Friday, April 3rd 2020, 2:30 pm - Officials say the province could be dealing with the effects of COVID-19 for up to 18 months to 2 years.
Provincial health experts say they expect COVID-19 could kill 3,000 to 15,000 people in the province over the course of the pandemic, the ramifications of which could last up to two years.
Those revelations were part of modelling projections the province released Friday about the spread of COVID-19 in Ontario.
Matthew Anderson, the head of Ontario Health, Adalsteinn Brown, dean of the University of Toronto's public health department, and Dr. Peter Donnelly, who heads Public Health Ontario, held a news conference to explain the models.
"Had we done nothing, Ontario may have suffered 100,000 deaths," Donnelly said, referencing the province's physical distancing measures. "Thankfully, that is not the position we are in."

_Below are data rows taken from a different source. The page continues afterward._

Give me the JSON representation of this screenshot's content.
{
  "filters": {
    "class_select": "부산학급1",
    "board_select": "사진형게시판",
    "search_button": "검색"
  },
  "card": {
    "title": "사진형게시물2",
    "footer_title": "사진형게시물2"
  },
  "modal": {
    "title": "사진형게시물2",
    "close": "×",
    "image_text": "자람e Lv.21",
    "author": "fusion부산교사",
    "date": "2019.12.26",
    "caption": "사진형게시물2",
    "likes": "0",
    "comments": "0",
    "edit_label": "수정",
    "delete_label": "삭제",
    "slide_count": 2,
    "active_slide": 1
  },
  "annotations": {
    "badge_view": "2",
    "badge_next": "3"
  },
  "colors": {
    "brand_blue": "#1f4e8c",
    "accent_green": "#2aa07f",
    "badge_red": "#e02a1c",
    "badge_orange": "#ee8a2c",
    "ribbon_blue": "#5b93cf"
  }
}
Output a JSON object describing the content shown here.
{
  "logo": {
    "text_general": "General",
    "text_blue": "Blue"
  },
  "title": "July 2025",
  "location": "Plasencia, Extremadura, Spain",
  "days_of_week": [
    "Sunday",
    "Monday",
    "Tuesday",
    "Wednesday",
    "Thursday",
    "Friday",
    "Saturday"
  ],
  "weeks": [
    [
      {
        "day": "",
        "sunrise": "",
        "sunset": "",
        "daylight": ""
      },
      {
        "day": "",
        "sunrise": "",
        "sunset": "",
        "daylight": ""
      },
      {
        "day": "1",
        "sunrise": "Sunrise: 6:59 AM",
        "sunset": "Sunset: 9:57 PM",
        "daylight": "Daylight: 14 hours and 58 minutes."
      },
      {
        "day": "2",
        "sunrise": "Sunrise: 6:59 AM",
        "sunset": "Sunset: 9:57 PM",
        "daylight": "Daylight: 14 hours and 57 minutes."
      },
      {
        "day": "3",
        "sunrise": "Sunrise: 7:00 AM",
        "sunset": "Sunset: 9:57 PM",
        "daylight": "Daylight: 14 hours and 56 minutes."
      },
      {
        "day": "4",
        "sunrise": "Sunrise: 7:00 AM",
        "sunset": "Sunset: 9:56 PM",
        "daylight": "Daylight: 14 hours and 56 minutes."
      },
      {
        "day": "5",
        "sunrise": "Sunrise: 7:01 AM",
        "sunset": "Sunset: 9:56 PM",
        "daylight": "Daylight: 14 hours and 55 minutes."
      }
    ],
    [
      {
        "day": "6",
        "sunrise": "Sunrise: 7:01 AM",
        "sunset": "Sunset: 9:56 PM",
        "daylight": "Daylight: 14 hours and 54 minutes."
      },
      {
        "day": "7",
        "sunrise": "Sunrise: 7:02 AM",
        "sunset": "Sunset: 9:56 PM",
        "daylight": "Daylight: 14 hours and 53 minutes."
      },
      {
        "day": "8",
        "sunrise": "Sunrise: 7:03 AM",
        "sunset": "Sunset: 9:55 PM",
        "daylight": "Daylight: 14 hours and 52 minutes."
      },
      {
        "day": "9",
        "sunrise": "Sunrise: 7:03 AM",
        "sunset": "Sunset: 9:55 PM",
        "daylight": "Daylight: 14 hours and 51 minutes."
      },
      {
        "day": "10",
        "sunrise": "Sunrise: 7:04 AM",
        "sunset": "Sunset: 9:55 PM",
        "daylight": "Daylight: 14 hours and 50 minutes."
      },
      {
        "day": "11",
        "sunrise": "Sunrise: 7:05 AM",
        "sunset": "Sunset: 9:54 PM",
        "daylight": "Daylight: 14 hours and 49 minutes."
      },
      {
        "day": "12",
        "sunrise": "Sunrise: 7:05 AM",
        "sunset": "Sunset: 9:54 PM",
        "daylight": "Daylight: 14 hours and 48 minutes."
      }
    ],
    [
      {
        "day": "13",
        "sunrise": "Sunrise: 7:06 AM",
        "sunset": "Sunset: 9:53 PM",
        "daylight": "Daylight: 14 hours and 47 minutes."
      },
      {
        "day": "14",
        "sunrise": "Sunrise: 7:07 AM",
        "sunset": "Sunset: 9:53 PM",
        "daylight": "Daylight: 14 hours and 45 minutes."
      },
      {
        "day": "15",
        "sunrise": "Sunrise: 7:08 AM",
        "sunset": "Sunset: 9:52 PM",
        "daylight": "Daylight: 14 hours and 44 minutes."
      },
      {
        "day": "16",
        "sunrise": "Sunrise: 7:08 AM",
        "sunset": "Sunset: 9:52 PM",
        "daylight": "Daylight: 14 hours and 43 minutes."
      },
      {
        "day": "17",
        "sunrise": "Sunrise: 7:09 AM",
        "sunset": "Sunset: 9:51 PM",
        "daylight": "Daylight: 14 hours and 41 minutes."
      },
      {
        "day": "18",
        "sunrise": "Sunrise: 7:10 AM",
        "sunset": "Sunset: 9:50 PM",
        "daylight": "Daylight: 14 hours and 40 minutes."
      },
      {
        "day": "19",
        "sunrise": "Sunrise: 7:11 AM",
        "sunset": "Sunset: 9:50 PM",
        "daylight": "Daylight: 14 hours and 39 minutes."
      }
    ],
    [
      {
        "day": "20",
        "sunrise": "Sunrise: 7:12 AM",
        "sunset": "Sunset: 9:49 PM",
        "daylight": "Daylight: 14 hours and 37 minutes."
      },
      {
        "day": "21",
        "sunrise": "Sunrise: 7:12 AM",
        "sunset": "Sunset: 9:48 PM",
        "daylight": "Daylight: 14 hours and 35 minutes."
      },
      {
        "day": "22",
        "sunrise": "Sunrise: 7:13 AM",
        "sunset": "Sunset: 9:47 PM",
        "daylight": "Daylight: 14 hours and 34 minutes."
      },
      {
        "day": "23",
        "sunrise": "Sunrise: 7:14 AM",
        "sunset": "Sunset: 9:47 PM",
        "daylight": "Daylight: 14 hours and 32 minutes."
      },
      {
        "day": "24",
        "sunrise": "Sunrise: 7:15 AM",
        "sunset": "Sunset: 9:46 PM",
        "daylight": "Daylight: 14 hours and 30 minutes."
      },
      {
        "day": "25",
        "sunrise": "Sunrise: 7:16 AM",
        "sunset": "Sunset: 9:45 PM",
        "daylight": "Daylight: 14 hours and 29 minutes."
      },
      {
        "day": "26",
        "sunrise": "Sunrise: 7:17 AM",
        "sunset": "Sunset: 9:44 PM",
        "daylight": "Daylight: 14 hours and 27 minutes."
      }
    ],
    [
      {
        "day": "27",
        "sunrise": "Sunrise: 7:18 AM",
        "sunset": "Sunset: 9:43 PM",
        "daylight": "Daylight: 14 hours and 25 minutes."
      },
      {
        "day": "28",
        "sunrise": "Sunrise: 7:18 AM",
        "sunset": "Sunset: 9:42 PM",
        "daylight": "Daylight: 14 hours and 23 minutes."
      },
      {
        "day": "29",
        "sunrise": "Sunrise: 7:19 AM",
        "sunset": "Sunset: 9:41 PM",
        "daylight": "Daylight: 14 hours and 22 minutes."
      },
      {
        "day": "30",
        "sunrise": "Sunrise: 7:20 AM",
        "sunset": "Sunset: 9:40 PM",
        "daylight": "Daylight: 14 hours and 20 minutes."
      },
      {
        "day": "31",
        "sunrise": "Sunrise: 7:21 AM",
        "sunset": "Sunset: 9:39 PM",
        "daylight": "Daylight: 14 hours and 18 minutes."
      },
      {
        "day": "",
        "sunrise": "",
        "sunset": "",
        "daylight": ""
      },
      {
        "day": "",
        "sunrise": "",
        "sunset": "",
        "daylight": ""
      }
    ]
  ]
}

Donnelly said he understands these figures may seem "scary, intimidating" and to many, "unlikely."
But, he said, every year in Ontario, about 1,350 people die from normal, seasonal flu. In a bad year, 1,500 people die.
"When you think that the mortality of this disease is up to ten times higher, and you remember we have no vaccine, and we have no specific treatment ... then suddenly the figure of 15,000 becomes entirely logical and comprehensible."
Ontario Premier Doug Ford is seen after a meeting with Canada's provincial premiers in Toronto, Ontario, Canada December 2, 2019. REUTERS/Carlos Osorio
Donnelly said Friday that people can change the province's outcome by staying home and physically distancing.
"We need everyone to stay focused in the weeks ahead," he said.
Donnelly also said the time frame of 18 months to two years is in line with other credible models about the pandemic, which account for the possibility of secondary or tertiary waves.
He did not suggest current restrictions will be in place for that period of time, but later added "we are some way off" from lifting physical distancing policies, especially in densely populated areas like the GTA.
Decisions to ease physical distancing measures will need to be driven by "complicated modelling and science," he said, and done in a "thoughtful" way.
WATCH BELOW: "WERE WE TO RELAX, OR TO ASSUME THAT WE WERE IN SAFE TERRITORY NOW, THIS IS A DISEASE THAT CAN REAR BACK VERY QUICKLY"
MOST INTENSIVE CARE UNITS FULL
The province's projections note that in Ontario, COVID-19 has a high mortality rate for people over the age of 80, at just under 16 per cent. That's a little under levels seen globally, which are around 20 per cent, Donnelly said.
The mortality rate for people over 70 years old is around 10 per cent, he said.
The province's data also comes with some caveats. Its presentation states that models are used to help plan for what "could" happen, and as with any model, the farther out predicted, the more uncertainty there is in those predictions.
There is more confidence in the projections over the next 30 days over the longer term projections, the province says, adding that "assumptions were used to inform the model."
"Projections and modelling of a brand new viral disease are very inexact," Donnelly said.
The province's modelling also examines the situation in Intensive Care Units.
According to the province, there are currently 410 available ICU beds in Ontario for COVID-19 patients, in addition to the beds that are currently filled with patients. Anderson said that put the province's capacity at 70 per cent.
But, he said, the province is also planning to add 900 additional ICU beds for COVID-19 patients in the coming weeks.
With those additional beds in place, a "best case" scenario would keep the numbers in ICUs from maxing out the available beds, according to the province's projections.
But in a "worst case" scenario, the numbers of people who would need beds would severely exceed what's available. That could happen if people don't practice physical distancing, Anderson said.
"It would push beyond the capacity we can bring," he said.
That capacity is also across the province, which means healthcare providers will likely have to move patients and equipment within Ontario depending on need, Anderson said.
According to data obtained by CBC News, the number of available intensive care beds in certain parts of the Greater Toronto Area is rapidly shrinking as the number of COVID-19 patients surges higher.
Just 13 critical care beds remain available among the 153 ICU beds in the hospitals of the Central Local Health Integration Network, which includes Mackenzie Richmond Hill, Markham Stouffville, Southlake, Humber River, and North York General hospitals.